Speaking at the Engineering Symposium in Portland recently, I had 2 conversations back to back that were exactly the same.
Now, I wasn’t surprised, when speaking to a group of 100 engineers, ALL of them much smarter than me. I also wasn’t surprised to see many baby-boomers in the audience. So the conversations I had after my presentation were expected.
Each person who came up to me afterward expressed some concerns about using a photograph on their LinkedIn profile. Especially since their hair is graying.
What are the social/employment implications of being passed over based on your age?
Here was my response, and for older (baby-boomer and older generations) readers, you might find some value in these 2 strategies.
First, a disclaimer. I’m not condoning ageism. It’s a sad fact Ageism and any other kind of ‘-ism’ exists. My uncle had to lie for years about his age just for the privilege of keeping his job in the dry goods industry. We expect some kind of litigation in the near future about this, but so far, there is no precedent.
Therefore, this post is not going to focus on these social implications. I will focus on what you can do about it.
Profile Photo Strategy 1: Re-frame Age
In many cultures, age carries with it a sense of wisdom, social status and authority. Many Asian and Latin American cultures honor and respect their older generations.
One way to combat a negative perception of age is to simply re-frame it. Let’s start playing with new words, such as: experienced, seasoned, proven and still passionate.

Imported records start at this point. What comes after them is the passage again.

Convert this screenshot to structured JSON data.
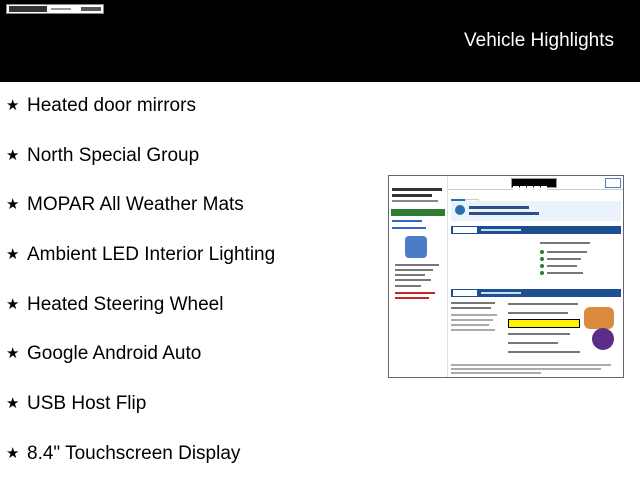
{
  "header": {
    "title": "Vehicle Highlights"
  },
  "features": [
    {
      "label": "Heated door mirrors"
    },
    {
      "label": "North Special Group"
    },
    {
      "label": "MOPAR All Weather Mats"
    },
    {
      "label": "Ambient LED Interior Lighting"
    },
    {
      "label": "Heated Steering Wheel"
    },
    {
      "label": "Google Android Auto"
    },
    {
      "label": "USB Host Flip"
    },
    {
      "label": "8.4\" Touchscreen Display"
    }
  ],
  "icons": {
    "bullet": "star-icon",
    "dealer_logo": "dealer-logo-icon",
    "report": "carfax-report-thumbnail"
  },
  "colors": {
    "header_bg": "#000000",
    "header_text": "#ffffff",
    "carfax_blue": "#1e4f93",
    "highlight": "#fff200"
  }
}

Remember many people simply mirror your own attitudes and beliefs. If you can see your age as an asset and manifest that belief in your profile and online, chances are you’ll be perceived in that way as well.
So strategy 1 is to leave your photo alone, but re-frame your brand into one where age is couched in age-positive words.
Enjoying this article? Here are 9 flawless reasons to subscribe to our blog.
Strategy 2: Youth by Association
The second strategy is to take another look at your photo and use a marketing strategy called, “Brand Association.”
Brand Association is when you leverage the brand message of something else, and through proximity, make those characteristics apply to you. Marketing people do this all the time.
Notice how some websites have a “featured on” and then a logo of some news network? They are associating the authority of a news network to their brand.
We will use a similar approach for your profile photo. If you want to stay authentic and not Photoshop on 20 years of youth, just to get stares when you show up for the interview, then this is the best approach.
Let’s think of some activities or images that have “youth” associated with them. Perhaps you have a hobby that is youthful, like hiking, biking or indoor soccer. Perhaps there is a place you like to visit that has youth associated with it, like Disney Land, water parks, a sporting event. The brainstorm will be unique to everyone.
Now you should find a way of incorporating those images into your profile photo.
Make a Splash
By the way, this advice isn’t just for the older generations combating ageism. The same strategies can be employed by the younger generations facing the same challenge.
The irony was just after my 2 conversations with 2 baby-boomers, I had a Gen-Y engineer come up to me and ask about the same exact issue. “I’m younger than the others,” he said, “but I’m just as qualified. What can I do to combat Ageism.”
As always, you comments are welcome.
Joshua Waldman helps frustrated job seekers leverage social media to find work FAST! He is the founder of CareerEnlightenment.com and the author of the new book, “Job Searching with Social Media for Dummies.” Sign-up for his newsletter today and get access to his exclusive training videos for FREE.
Photo credit: Shutterstock